Monday, February 22, 2010

Beck's CPAC Innuendo

Okay, so Brad at Sadly, No! quotes this from Dana Milbank's WaPo article about Glenn Beck at CPAC:

In an apparent reference to John McCain, Beck condemned a "guy in the Republican Party who says his favorite president is Theodore Roosevelt." He then read disapprovingly the Roosevelt quote that "we grudge no man a fortune in civil life if it is honorably obtained and well used . . . so long as the gaining represents benefit to the community."

"Is this what the Republican Party stands for?" Beck demanded. He was answered with boos and cries of "no!" "It's big government, it's a socialist utopia and we need to address it as if it is a cancer."

Brad then goes on to question the wisdom of Republicans attacking Teddy Roosevelt when they've already been attacking FDR for decades. Subsequently, he wonders if Abe Lincoln and Thomas Jefferson are next on the hit list. An amusing post, certainly, but one which ignores the more fundamental question: What exactly is Beck saying the republican party should stand for?

Roosevelt was simply saying: Nothing wrong with trying to get rich, just don't shit where you eat. Glenn Beck and his audience at CPAC seem to think this is heretical nonsense. They want no part of such blasphemy. Instead Beck implies that the Republican party should stand for the accumulation of wealth at the expense of the common good. That it should explicitly be the party of "Fuck you, I got mine."

The real problem is that such a slogan would probably fly these days. People shouldn't be concerned with Iran getting nukes, they should be concerned about Republicans getting them.

Friday, February 19, 2010

How Joe Stack Has Served The Republicans

Homeland security says that when Joe Stack flew a plane into the IRS offices in Austin, TX it was not an act of terrorism. First, let's look at the merits of that assertion.

This is how the DOD defines terrorism:

The calculated use of unlawful violence or threat of unlawful violence to inculcate fear; intended to coerce or to intimidate governments or societies in the pursuit of goals that are generally political, religious, or ideological.

This is the definition of terrorism under U.S. law:
(2) the term “terrorism” means premeditated, politically motivated violence perpetrated against noncombatant targets by subnational groups or clandestine agents;

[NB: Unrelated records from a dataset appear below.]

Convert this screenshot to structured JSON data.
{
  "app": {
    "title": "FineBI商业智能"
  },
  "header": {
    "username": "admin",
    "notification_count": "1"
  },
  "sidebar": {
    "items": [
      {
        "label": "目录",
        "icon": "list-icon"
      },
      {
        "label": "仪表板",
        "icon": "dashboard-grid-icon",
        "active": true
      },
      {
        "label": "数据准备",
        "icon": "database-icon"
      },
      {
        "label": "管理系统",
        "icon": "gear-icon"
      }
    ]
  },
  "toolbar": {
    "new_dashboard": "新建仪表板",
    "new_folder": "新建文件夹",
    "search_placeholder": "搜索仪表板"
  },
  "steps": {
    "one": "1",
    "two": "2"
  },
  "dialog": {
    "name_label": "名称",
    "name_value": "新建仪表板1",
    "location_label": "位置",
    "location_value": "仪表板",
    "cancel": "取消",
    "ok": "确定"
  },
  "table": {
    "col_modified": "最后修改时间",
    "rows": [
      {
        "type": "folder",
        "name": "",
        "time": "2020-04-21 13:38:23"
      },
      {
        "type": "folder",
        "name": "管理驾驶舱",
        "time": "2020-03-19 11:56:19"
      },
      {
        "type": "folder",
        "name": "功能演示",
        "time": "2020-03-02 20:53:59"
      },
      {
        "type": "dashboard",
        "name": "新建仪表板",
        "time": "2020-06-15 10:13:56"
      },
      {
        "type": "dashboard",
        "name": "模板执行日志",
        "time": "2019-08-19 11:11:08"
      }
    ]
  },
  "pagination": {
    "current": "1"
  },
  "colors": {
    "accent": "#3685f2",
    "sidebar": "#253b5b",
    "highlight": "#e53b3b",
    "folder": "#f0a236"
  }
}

This is an excerpt from Ted (the Unabomber) Kaczynski's manifesto:
We therefore advocate a revolution against the industrial system. This revolution may or may not make use of violence: it may be sudden or it may be a relatively gradual process spanning a few decades. We can't predict any of that. But we do outline in a very general way the measures that those who hate the industrial system should take in order to prepare the way for a revolution against that form of society. This is not to be a POLITICAL revolution. Its object will be to overthrow not governments but the economic and technological basis of the present society.

This is from the Al Qaeda manifesto titled "Why We Fight America":
What happened to America [on 9/11] is something natural, an expected event for a country that uses terror, arrogant policy, and suppression against the nations and the peoples . . . America is the head of heresy in our modern world, and it leads an infidel democratic regime that is based upon separation of religion and state and on ruling the people by . . . laws that contradict the way of Allah. . . . [Therefore], we have the right to kill 4 million Americans - 2 million of them children - and to exile twice as many and wound and cripple hundreds of thousands. Furthermore, it is our right to fight them with chemical and biological weapons . . .

This is (in part) Joe Stack's justification of his actions of February 18th, 2010:
I know I’m hardly the first one to decide I have had all I can stand . . . I know there have been countless before me and there are sure to be as many after. But I also know that by not adding my body to the count, I insure nothing will change . . . I would only hope that by striking a nerve that stimulates the inevitable double standard, knee-jerk government reaction that results in more stupid draconian restrictions people wake up and begin to see the pompous political thugs and their mindless minions for what they are. Sadly, though I spent my entire life trying to believe it wasn’t so, but violence not only is the answer, it is the only answer.

Each of these excerpts represents the mindset of an individual or group of individuals who carefully thought out what they were doing and why they were doing it (premeditated, calculated). In each case they advocated and/or perpetrated and/or threatened unlawful acts of violence to intimidate governments or societies in the pursuit of goals that are generally political, religious, or ideological.

Clearly the Dept. of Homeland Security is full of beans.

Now what effect does the DHS's statement have in broad terms? Well, if joe Stack is not a terrorist, it becomes less of a political liability for Republicans to (while deploring the act itself) sympathize with his frustration toward the tax code and assert that the Democrats and their big government schemes are driving the people to extreme measures. Furthermore, it seems unlikely that the Democrats will offer much pushback on the topic of Stack's status as a terrorist since if people start seeing him as a terrorist it means that the Obama administration has allowed a terrorist attack on American soil and is therefore an ineffectual protector. The real bummer is that this will probably work very well for the Repubs.

This also illustrates why humans in general are idiots and don't really deserve a future.

Update: As usual, Glenn Greenwald has a bunch of very intersting things to say on the topic.